_TASK REQUIREMENTS_
Pictures within the data are to be left out; everything else must be reproduced exactly.

:::

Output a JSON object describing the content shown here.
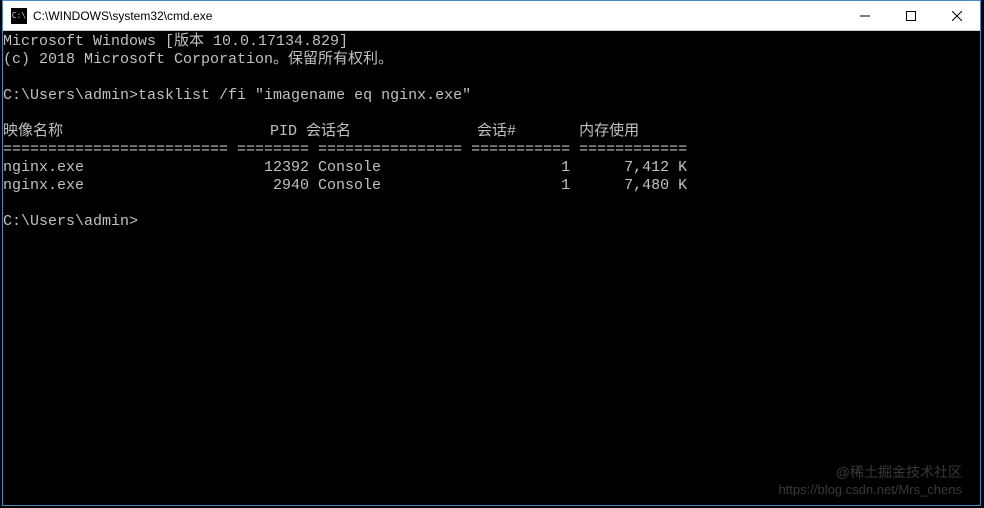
{
  "window": {
    "title": "C:\\WINDOWS\\system32\\cmd.exe",
    "icon_glyph": "C:\\"
  },
  "terminal": {
    "banner1": "Microsoft Windows [版本 10.0.17134.829]",
    "banner2": "(c) 2018 Microsoft Corporation。保留所有权利。",
    "prompt1_path": "C:\\Users\\admin>",
    "prompt1_cmd": "tasklist /fi \"imagename eq nginx.exe\"",
    "header_line": "映像名称                       PID 会话名              会话#       内存使用",
    "separator_line": "========================= ======== ================ =========== ============",
    "row1": "nginx.exe                    12392 Console                    1      7,412 K",
    "row2": "nginx.exe                     2940 Console                    1      7,480 K",
    "prompt2_path": "C:\\Users\\admin>"
  },
  "watermark": {
    "line1": "@稀土掘金技术社区",
    "line2": "https://blog.csdn.net/Mrs_chens"
  }
}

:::

_FINAL ANSWER_
Output a JSON object describing the content shown here.
{
  "window": {
    "title": "C:\\WINDOWS\\system32\\cmd.exe",
    "icon_glyph": "C:\\"
  },
  "terminal": {
    "banner1": "Microsoft Windows [版本 10.0.17134.829]",
    "banner2": "(c) 2018 Microsoft Corporation。保留所有权利。",
    "prompt1_path": "C:\\Users\\admin>",
    "prompt1_cmd": "tasklist /fi \"imagename eq nginx.exe\"",
    "header_line": "映像名称                       PID 会话名              会话#       内存使用",
    "separator_line": "========================= ======== ================ =========== ============",
    "row1": "nginx.exe                    12392 Console                    1      7,412 K",
    "row2": "nginx.exe                     2940 Console                    1      7,480 K",
    "prompt2_path": "C:\\Users\\admin>"
  },
  "watermark": {
    "line1": "@稀土掘金技术社区",
    "line2": "https://blog.csdn.net/Mrs_chens"
  }
}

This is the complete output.